People like the Evangelicals you describe say what they do because they see that it must be true in some sense. The relevant distinction is basically the one above--odd as it sounds, although we can act contrary to God's will, nothing can come to be which God does not will. This is why St. Thomas, certainly no Evangelical, can say both that God does not will sin, and that the will of God is always fulfilled. Sin is contrary to God's will in one order, yet falls inside (I choose this phrase carefully) his will in another order. Hence, when St. Paul raises this objection in Romans 9, "Why then does he still find fault? For who can resist his will?", the answer is not that everyone can resist his will; rather, St. Paul implicitly acknowledges that God's will cannot be resisted--yet goes on to remind us that he does still find fault, and justly so; we are still responsible for our own acts.

All right, I'll stop. Sorry about the length of this comment.

Darwin said...

anothercoward,

I think we are in agreement. The 'great Darwin'? Is that like the great Gatsby? Do I get to drink all the time and run people down in my car?

sapientiae,

I have the feeling that our disagreement is perhaps not as great as my initial reading suggests, and yet I think that's because you're talking about God "willing" and "causing" things in a way I'm not sure I fully grasp.

But then, I guess this is a set of problems I just don't quite get. Given that God chose to create beings with free will (and thus the capacity to sin) it doesn't strike me as a violation of God's omnipotence that we can act contrary to God's will.

In your example, I guess I would say that God directly wills to create a being which is _capable_ of an act of excessive drinking, but that the "being" of the act of excessive drinking is strictly willed into being by the drinker -- God is only the cause of that being to the extent that he's the cause of the cause. (There could be no acts of excessive drinking without God having created beings capable of that act, but God does not will the commission of the act.)

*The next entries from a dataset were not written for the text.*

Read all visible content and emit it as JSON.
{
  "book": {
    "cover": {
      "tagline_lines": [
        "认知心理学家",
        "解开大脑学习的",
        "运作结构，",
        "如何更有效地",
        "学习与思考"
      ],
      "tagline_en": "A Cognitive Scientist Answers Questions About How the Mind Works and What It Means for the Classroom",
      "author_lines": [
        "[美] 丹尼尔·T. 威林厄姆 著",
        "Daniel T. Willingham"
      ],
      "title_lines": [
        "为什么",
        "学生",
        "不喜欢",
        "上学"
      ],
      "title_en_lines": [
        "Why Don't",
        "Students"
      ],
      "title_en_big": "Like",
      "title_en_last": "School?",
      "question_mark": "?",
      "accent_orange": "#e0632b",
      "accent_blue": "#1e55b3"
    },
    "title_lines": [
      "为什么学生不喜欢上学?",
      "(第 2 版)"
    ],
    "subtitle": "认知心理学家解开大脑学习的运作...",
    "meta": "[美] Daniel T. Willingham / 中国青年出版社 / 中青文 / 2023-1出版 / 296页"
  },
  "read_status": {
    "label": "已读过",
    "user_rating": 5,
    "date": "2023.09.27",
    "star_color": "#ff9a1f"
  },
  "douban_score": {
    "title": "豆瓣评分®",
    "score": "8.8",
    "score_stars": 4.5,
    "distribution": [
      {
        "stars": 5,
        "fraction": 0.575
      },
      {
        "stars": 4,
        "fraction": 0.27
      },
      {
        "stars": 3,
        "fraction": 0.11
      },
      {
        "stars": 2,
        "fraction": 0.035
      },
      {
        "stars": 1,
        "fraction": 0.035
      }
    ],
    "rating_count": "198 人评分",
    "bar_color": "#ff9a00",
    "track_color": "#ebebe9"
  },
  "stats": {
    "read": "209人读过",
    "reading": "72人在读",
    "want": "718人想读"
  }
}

So with the exception that God is at the end of the chain of being for the act of excessive drinking, I wouldn't say that God wills it.

Maybe given the way we're using terms, it's a dristinction without a difference. I guess I don't see the need to prove that God wills everything -- but then, only to the extent that I'd also see anyone who claimed, "Ha, I beat God on this one. He didn't want that to happen!" as celebrating a victory that doesn't exist.

Ilíon said...

It seems to me that in creating us as free moral beings, God has granted us a certain degree of (for lack of better word) "power" over himself; that for our benefit he has freely placed a limitation upon himself and given it into our hands and our choices to affect his being. It seems to me that our sin is so grievous because we, in effect, (again, for lack of a better word) "force" God to participate.

If we say (and we do say) that the existence of all things is upheld by God, and if we mean it when we say it, that what does this saying mean?

Well, for one thing, when we suffer, God doesn't merely *allow* our suffering; and he's not merely an outside or passive observer of it, as someone watching a movie. It seems to me that we must mean that God experiences our suffering from the inside, with us fully; not as an observer, but a participant. He *knows* what we suffer, because he suffers it to.

Or again, when we act with compassion to ease the suffering of others, God isn't merely watching and logging it in a record book, as it were; he is there, he is acting with us and through us.

I suspect that those thoughts aren't too shocking.

But, the flip side may well be -- when we *cause* others to suffer, when we sin in general, God is also experiencing those acts or events -- things which are contrary and alien to his very nature -- from the inside. How we must "torture" him, daily.

If we say he upholds the existence of all things, it seems to me this must mean God upholds our acts of good and our acts of evil.

To anthropomorphize: What great pains we must be to God, in all our doings; and yet, he wills us to exist.